The wings were filling up, and the stage manager was miming ‘Hush’ to the less scary of the celebrities. Near by, Billy was holding court to a circle of old showbiz friends when a young runner came up and brought him a bottle of mineral water on a tray. Without even noticing her he took a swig and his eyes seemed to bulge as he swallowed.
‘Is this still?’ he snapped at her.
‘Don’t fucking joke with me,’ he said, even though I don’t think she had meant to. ‘I asked for still; this is fucking sparkling. How fucking difficult is that, you useless piece of shit?’
The stage manager heard a raised voice and said ‘Shhh!’ and Billy spun round and caught his eye and the SM realized his mistake and said, ‘Sorry, sorry, do carry on.’
Billy shook his head in disbelief and then casually resumed his conversation where he had left off. The runner took this as her cue to leave, bursting into tears as she passed me. I tried to offer her a consoling smile but she was too embarrassed to make eye contact with anyone. Actually, I wouldn’t have minded drinking the water because I realized I was feeling quite drunk.
The tribute band finished their penultimate number and then we were prodded back out under the spotlights. The church interior was gone – we were now standing in a replica of the set for Billy’s TV show. I found myself holding hands with David Beckham and George Michael and singing along to ‘All You Need Is Love’ as everyone swayed from side to side.
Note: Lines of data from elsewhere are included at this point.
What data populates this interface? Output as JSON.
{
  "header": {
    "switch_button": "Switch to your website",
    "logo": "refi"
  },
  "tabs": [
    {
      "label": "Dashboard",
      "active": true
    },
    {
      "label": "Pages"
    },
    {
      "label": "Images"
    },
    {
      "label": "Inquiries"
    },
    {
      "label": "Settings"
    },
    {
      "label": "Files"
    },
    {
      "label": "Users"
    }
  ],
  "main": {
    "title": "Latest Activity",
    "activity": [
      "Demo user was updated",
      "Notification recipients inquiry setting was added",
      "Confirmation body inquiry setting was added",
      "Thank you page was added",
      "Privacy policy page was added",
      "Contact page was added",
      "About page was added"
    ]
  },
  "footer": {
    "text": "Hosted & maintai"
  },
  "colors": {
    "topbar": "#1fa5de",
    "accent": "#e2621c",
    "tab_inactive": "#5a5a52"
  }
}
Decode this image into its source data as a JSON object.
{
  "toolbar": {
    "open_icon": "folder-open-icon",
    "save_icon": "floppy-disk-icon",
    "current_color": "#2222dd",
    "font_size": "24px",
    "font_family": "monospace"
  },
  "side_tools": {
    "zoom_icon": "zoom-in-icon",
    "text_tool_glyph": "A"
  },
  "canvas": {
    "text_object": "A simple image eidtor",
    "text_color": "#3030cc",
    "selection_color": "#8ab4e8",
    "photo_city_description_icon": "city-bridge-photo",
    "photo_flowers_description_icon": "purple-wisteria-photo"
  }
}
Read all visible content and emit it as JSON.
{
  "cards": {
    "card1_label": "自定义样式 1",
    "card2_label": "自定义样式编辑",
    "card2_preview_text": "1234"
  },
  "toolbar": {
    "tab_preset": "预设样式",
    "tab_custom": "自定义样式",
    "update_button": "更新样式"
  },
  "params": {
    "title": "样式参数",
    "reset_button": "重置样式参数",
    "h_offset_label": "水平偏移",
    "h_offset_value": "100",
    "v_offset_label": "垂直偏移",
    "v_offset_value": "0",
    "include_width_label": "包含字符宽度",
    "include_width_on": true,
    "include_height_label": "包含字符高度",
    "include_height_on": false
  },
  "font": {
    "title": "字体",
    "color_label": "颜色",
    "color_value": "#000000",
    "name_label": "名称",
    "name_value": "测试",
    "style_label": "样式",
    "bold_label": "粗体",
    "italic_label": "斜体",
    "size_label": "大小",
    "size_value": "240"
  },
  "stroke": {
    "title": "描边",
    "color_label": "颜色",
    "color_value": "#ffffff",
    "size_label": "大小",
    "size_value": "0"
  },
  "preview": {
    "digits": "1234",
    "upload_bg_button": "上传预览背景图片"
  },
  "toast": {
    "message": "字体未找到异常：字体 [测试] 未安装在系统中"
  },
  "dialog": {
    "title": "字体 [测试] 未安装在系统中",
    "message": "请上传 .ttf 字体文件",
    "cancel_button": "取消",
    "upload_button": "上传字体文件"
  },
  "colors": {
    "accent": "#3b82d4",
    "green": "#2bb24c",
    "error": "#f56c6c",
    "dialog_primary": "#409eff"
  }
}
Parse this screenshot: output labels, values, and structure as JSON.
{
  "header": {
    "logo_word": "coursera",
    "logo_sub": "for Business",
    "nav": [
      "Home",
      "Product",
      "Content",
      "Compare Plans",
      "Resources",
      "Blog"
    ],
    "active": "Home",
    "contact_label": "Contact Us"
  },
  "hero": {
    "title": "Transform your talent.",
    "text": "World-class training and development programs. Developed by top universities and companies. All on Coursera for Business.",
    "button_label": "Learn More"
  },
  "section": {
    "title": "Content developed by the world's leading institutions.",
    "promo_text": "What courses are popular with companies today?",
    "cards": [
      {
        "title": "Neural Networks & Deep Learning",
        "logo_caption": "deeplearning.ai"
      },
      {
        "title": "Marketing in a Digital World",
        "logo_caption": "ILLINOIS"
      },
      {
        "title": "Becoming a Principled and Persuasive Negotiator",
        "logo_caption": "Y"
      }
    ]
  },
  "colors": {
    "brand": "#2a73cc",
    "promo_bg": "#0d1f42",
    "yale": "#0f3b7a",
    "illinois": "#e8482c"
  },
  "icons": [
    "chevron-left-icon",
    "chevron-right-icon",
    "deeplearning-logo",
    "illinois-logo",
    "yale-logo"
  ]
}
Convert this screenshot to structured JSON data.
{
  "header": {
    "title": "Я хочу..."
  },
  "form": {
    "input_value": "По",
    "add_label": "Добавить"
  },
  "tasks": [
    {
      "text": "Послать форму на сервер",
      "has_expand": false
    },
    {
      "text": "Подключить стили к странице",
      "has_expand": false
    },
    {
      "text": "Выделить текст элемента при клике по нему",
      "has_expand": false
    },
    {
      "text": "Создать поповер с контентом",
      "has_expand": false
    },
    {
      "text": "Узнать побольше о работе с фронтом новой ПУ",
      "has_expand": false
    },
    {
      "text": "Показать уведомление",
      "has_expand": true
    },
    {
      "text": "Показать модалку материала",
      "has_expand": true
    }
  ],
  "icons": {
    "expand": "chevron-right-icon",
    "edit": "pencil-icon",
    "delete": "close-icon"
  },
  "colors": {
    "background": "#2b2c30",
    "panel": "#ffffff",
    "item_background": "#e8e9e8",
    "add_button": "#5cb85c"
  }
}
When I watched the tape I noticed I was the only one swaying the wrong way. When the singing of the international anthem was over, Billy walked down to the front of the stage to thank the audience for making it such a memorable evening and I listened and nodded, and about two minutes into his speech I realized I was still holding George Michael’s hand so I let go. Having heaped praise on all the people in front of him, Billy turned to thank the people with him on stage. Touching piano music was playing and on the giant screens on the back of the stage there was a succession of black and white still shots from Billy’s funeral. ‘I’m just so grateful still to be alive and to be able to do so much to help all those British kids,’ said Billy. And then the sad music was turned up as pictures of Billy holding hands with disabled children were flashed up on the screen. ‘Charity’ is the backstage pass that says ‘Access All Areas’, I thought. No grounds of taste are out of bounds if you are going there on behalf of charity. And then I remembered how I had justified the deception involved in doing my advert by deciding to help out Nancy. I’d wanted to do something I shouldn’t, so I did it for charity. There were plenty of ways I could have helped Nancy more directly than that. Refraining from telling her daughter to go and get herself pregnant was possibly one of them. The recording of Nancy crying on my mobile phone still ran round in my head as I watched slow-motion footage of Billy pushing a wheelchair. The passenger was not in shot.
by John O'Farrell have rating 4 out of 5 / Based on32 votes